### Provided information
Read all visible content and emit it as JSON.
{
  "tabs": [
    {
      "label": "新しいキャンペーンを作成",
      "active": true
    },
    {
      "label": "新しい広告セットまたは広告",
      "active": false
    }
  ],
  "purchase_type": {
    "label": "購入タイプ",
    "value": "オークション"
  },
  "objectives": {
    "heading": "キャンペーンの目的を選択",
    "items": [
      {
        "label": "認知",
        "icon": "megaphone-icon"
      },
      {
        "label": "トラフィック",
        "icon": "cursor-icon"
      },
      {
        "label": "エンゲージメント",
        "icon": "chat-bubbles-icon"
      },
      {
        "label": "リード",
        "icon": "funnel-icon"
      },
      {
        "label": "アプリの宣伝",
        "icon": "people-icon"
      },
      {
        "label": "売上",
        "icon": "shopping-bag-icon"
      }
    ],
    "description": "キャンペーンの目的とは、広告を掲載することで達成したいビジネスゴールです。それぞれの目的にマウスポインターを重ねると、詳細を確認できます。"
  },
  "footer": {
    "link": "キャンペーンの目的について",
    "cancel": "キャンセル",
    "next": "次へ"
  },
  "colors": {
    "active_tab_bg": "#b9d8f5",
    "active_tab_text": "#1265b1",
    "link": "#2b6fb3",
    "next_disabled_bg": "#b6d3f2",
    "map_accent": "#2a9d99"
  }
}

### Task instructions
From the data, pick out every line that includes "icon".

### Solution
        "icon": "megaphone-icon"
        "icon": "cursor-icon"
        "icon": "chat-bubbles-icon"
        "icon": "funnel-icon"
        "icon": "people-icon"
        "icon": "shopping-bag-icon"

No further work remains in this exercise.